Wednesday, December 10, 2008

I'll be home for Christmas

I was almost home tonight after work when I was broadsided by Christmas cheer. Maybe it was hearing "I'll be Home For Christmas" on the radio. I started running through scenes from Christmases past in my mind. There is sweetness in those memories, mixed with a little melancholy here and there. It wouldn't be me without a touch of melancholy.

I spent one Christmas in Belarus. Actually, it was Orthodox Christmas, celebrated a few days after our family had celebrated here in the USA. I had flown to Minsk to oversee a distribution of Christmas toys from donors who had contributed for the children affected by the Chernobyl nuclear accident. The strongest memory from the visit was Christmas Eve. Four of us Americans had gathered at the home of a Belarussian coworker. Together with his family we toasted the coming new year, ate from platters of heavily salted food, and talked about the troubles of the world as only good Russians can.

As it neared midnight we pulled on our coats, boots, hats and scarves and walked arm in arm to the nearby Orthodox Church. The only sound in the still, silent night was the crunching snow under our boots. People came from every direction in pairs and small groups, walking without talking. The church was warm and smelled like beeswax candles. We each took one and lit it before saying a prayer and placing the spindly candle in the sand-filled container in front of one of the decorated altars.

To me the best thing about the Russian Orthodox Church is the music. Well, and the pageantry. Coming from a Nazarene heritage of simple, unadorned churches, the pageantry is fascinating. I don't remember much after covering my head, entering the church, lighting a candle and saying a prayer. I'm sure the church was filled to capacity in this country where you once risked your life to worship openly. I know it was warm and peaceful and the music was, mmm, heavenly. That's the only way I can describe it, even though it's cliche.

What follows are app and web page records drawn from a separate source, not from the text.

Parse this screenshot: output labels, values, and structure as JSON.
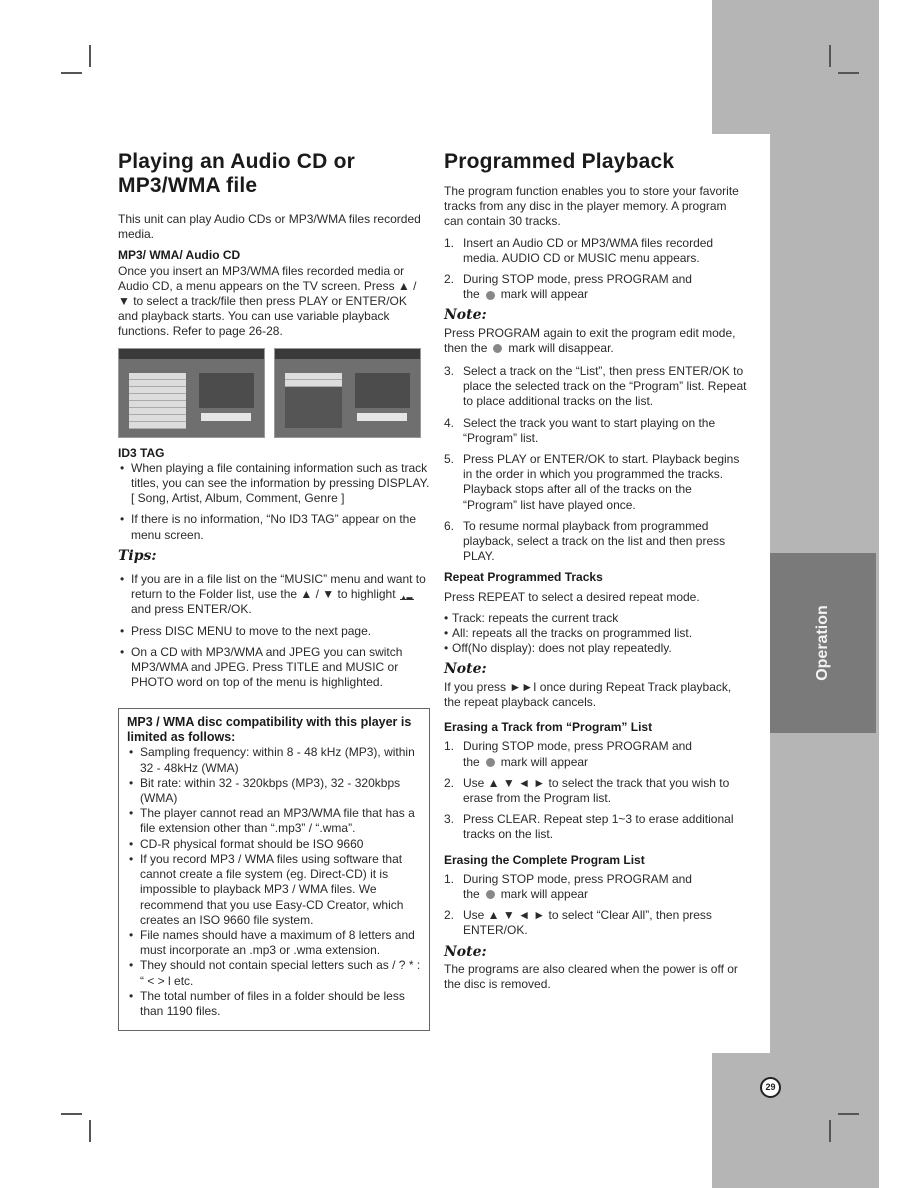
{
  "page": {
    "number": "29",
    "section_tab": "Operation",
    "colors": {
      "band": "#b5b5b5",
      "tab": "#7a7a7a",
      "text": "#2a2a2a"
    }
  },
  "left": {
    "title": "Playing an Audio CD or MP3/WMA file",
    "intro": "This unit can play Audio CDs or MP3/WMA files recorded media.",
    "mp3_heading": "MP3/ WMA/ Audio CD",
    "mp3_text": "Once you insert an MP3/WMA files recorded media or Audio CD, a menu appears on the TV screen. Press ▲ / ▼ to select a track/file then press PLAY or ENTER/OK and playback starts. You can use variable playback functions. Refer to page 26-28.",
    "id3_heading": "ID3 TAG",
    "id3_items": [
      "When playing a file containing information such as track titles, you can see the information by pressing DISPLAY. [ Song, Artist, Album, Comment, Genre ]",
      "If there is no information, “No ID3 TAG” appear on the menu screen."
    ],
    "tips_heading": "Tips:",
    "tip1_before": "If you are in a file list on the “MUSIC” menu and want to return to the Folder list, use the ▲ / ▼ to highlight",
    "tip1_after": "and press ENTER/OK.",
    "tips_items": [
      "Press DISC MENU to move to the next page.",
      "On a CD with MP3/WMA and JPEG you can switch MP3/WMA and JPEG. Press TITLE and MUSIC or PHOTO word on top of the menu is highlighted."
    ],
    "box_heading": "MP3 / WMA disc compatibility with this player is limited as follows:",
    "box_items": [
      "Sampling frequency: within 8 - 48 kHz (MP3), within 32 - 48kHz (WMA)",
      "Bit rate: within 32 - 320kbps (MP3), 32 - 320kbps (WMA)",
      "The player cannot read an MP3/WMA file that has a file extension other than “.mp3” / “.wma”.",
      "CD-R physical format should be ISO 9660",
      "If you record MP3 / WMA files using software that cannot create a file system (eg. Direct-CD) it is impossible to playback MP3 / WMA files. We recommend that you use Easy-CD Creator, which creates an ISO 9660 file system.",
      "File names should have a maximum of 8 letters and must incorporate an .mp3 or .wma extension.",
      "They should not contain special letters such as / ? * : “ < > l etc.",
      "The total number of files in a folder should be less than 1190 files."
    ]
  },
  "right": {
    "title": "Programmed Playback",
    "intro": "The program function enables you to store your favorite tracks from any disc in the player memory. A program can contain 30 tracks.",
    "steps_a": [
      {
        "num": "1.",
        "text": "Insert an Audio CD or MP3/WMA files recorded media. AUDIO CD or MUSIC menu appears."
      },
      {
        "num": "2.",
        "text": "During STOP mode, press PROGRAM and",
        "tail": "mark will appear"
      }
    ],
    "the_word": "the",
    "note_label": "Note:",
    "note1_before": "Press PROGRAM again to exit the program edit mode, then the",
    "note1_after": "mark will disappear.",
    "steps_b": [
      {
        "num": "3.",
        "text": "Select a track on the “List”, then press ENTER/OK to place the selected track on the “Program” list. Repeat to place additional tracks on the list."
      },
      {
        "num": "4.",
        "text": "Select the track you want to start playing on the “Program” list."
      },
      {
        "num": "5.",
        "text": "Press PLAY or ENTER/OK to start. Playback begins in the order in which you programmed the tracks. Playback stops after all of the tracks on the “Program” list have played once."
      },
      {
        "num": "6.",
        "text": "To resume normal playback from programmed playback, select a track on the list and then press PLAY."
      }
    ],
    "repeat_heading": "Repeat Programmed Tracks",
    "repeat_text": "Press REPEAT to select a desired repeat mode.",
    "repeat_items": [
      "Track: repeats the current track",
      "All: repeats all the tracks on programmed list.",
      "Off(No display): does not play repeatedly."
    ],
    "note2": "If you press ►►I once during Repeat Track playback, the repeat playback cancels.",
    "erase_heading": "Erasing a Track from “Program” List",
    "erase_steps": [
      {
        "num": "1.",
        "text": "During STOP mode, press PROGRAM and",
        "tail": "mark will appear"
      },
      {
        "num": "2.",
        "text": "Use ▲ ▼ ◄ ► to select the track that you wish to erase from the Program list."
      },
      {
        "num": "3.",
        "text": "Press CLEAR. Repeat step 1~3 to erase additional tracks on the list."
      }
    ],
    "clear_heading": "Erasing the Complete Program List",
    "clear_steps": [
      {
        "num": "1.",
        "text": "During STOP mode, press PROGRAM and",
        "tail": "mark will appear"
      },
      {
        "num": "2.",
        "text": "Use ▲ ▼ ◄ ► to select “Clear All”, then press ENTER/OK."
      }
    ],
    "note3": "The programs are also cleared when the power is off or the disc is removed."
  }
}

Maybe it was the contrast that makes that memory so clear. I had spent the preceding week visiting children in hospitals who were suffering from various types of cancer as a result of their exposure to radiation from Chernobyl. Some were lively and just starting to lose their hair. Some wore masks to keep away deadly germs, and some were still and almost lifeless, near death. Their mothers and fathers hovered and there was nothing we could say to them. Maybe it was that experience that illuminated that Christmas Eve.

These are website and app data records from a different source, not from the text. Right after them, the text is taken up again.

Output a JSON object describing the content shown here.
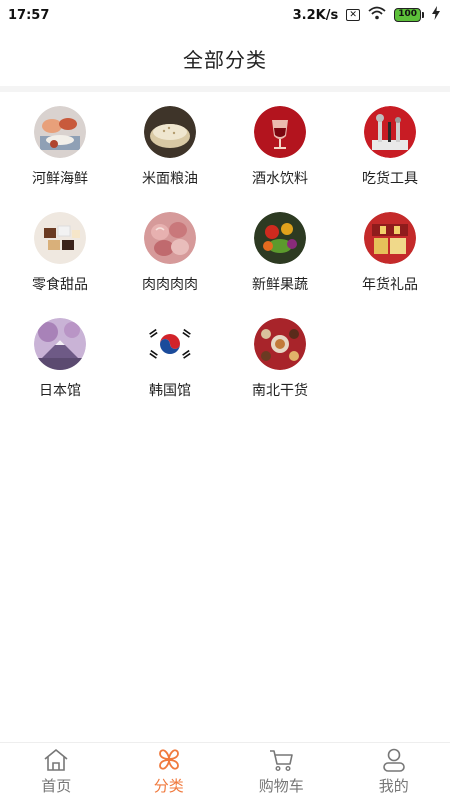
{
  "status_bar": {
    "time": "17:57",
    "speed": "3.2K/s",
    "sim_icon_glyph": "✕",
    "battery": "100"
  },
  "header": {
    "title": "全部分类"
  },
  "categories": [
    {
      "label": "河鲜海鲜",
      "icon": "seafood-icon"
    },
    {
      "label": "米面粮油",
      "icon": "grain-icon"
    },
    {
      "label": "酒水饮料",
      "icon": "wine-icon"
    },
    {
      "label": "吃货工具",
      "icon": "tools-icon"
    },
    {
      "label": "零食甜品",
      "icon": "snacks-icon"
    },
    {
      "label": "肉肉肉肉",
      "icon": "meat-icon"
    },
    {
      "label": "新鲜果蔬",
      "icon": "vegetables-icon"
    },
    {
      "label": "年货礼品",
      "icon": "gifts-icon"
    },
    {
      "label": "日本馆",
      "icon": "japan-icon"
    },
    {
      "label": "韩国馆",
      "icon": "korea-flag-icon"
    },
    {
      "label": "南北干货",
      "icon": "dried-goods-icon"
    }
  ],
  "tabbar": {
    "items": [
      {
        "label": "首页",
        "icon": "home-icon"
      },
      {
        "label": "分类",
        "icon": "category-icon"
      },
      {
        "label": "购物车",
        "icon": "cart-icon"
      },
      {
        "label": "我的",
        "icon": "profile-icon"
      }
    ],
    "active_index": 1,
    "active_color": "#f07a3e",
    "inactive_color": "#777777"
  }
}
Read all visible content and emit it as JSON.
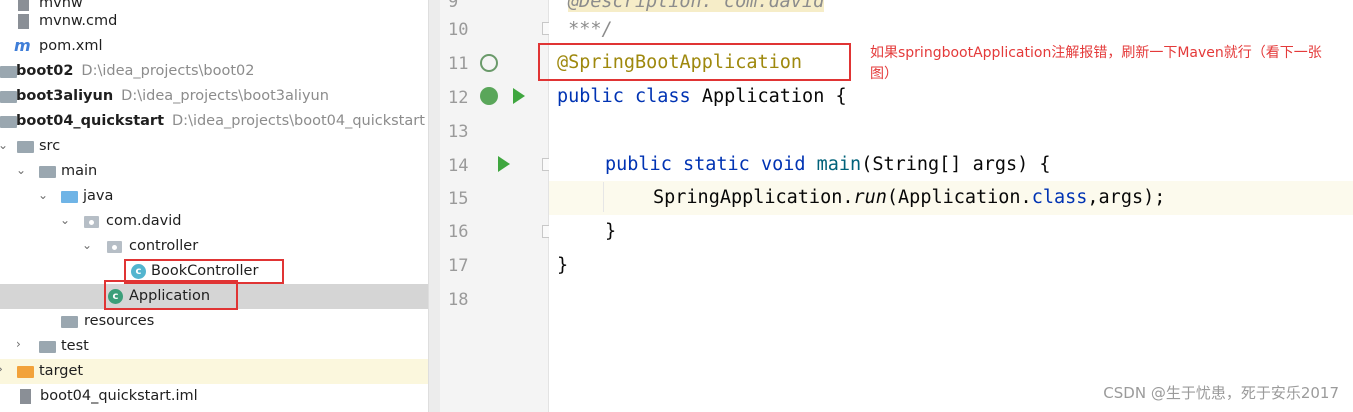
{
  "project_tree": {
    "rows": [
      {
        "label": "mvnw",
        "bold": false
      },
      {
        "label": "mvnw.cmd",
        "bold": false
      },
      {
        "label": "pom.xml",
        "bold": false
      },
      {
        "label": "boot02",
        "path": "D:\\idea_projects\\boot02",
        "bold": true
      },
      {
        "label": "boot3aliyun",
        "path": "D:\\idea_projects\\boot3aliyun",
        "bold": true
      },
      {
        "label": "boot04_quickstart",
        "path": "D:\\idea_projects\\boot04_quickstart",
        "bold": true
      },
      {
        "label": "src"
      },
      {
        "label": "main"
      },
      {
        "label": "java"
      },
      {
        "label": "com.david"
      },
      {
        "label": "controller"
      },
      {
        "label": "BookController"
      },
      {
        "label": "Application"
      },
      {
        "label": "resources"
      },
      {
        "label": "test"
      },
      {
        "label": "target"
      },
      {
        "label": "boot04_quickstart.iml"
      }
    ]
  },
  "editor": {
    "line_numbers": [
      "9",
      "10",
      "11",
      "12",
      "13",
      "14",
      "15",
      "16",
      "17",
      "18"
    ],
    "line9_text": "@Description: com.david",
    "line10_text": " ***/",
    "line11_annotation": "@SpringBootApplication",
    "line12": {
      "kw1": "public",
      "kw2": "class",
      "name": "Application",
      "brace": " {"
    },
    "line14": {
      "kw1": "public",
      "kw2": "static",
      "kw3": "void",
      "method": "main",
      "params": "(String[] args) {"
    },
    "line15": {
      "cls": "SpringApplication.",
      "method": "run",
      "arg1": "(Application.",
      "kw": "class",
      "rest": ",args);"
    },
    "line16_text": "}",
    "line17_text": "}"
  },
  "annotation_note": "如果springbootApplication注解报错，刷新一下Maven就行（看下一张图）",
  "watermark": "CSDN @生于忧患，死于安乐2017",
  "colors": {
    "highlight_red": "#e03434",
    "keyword": "#0033b3",
    "annotation": "#9e880d",
    "method": "#00627a",
    "run_green": "#3fa63f"
  }
}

Stephen said...

You've had some pretty interesting experiences, huh?

Cari said...

Yep. I forget sometimes just how crazy my life has been up to this point. Crazy in a good way mostly.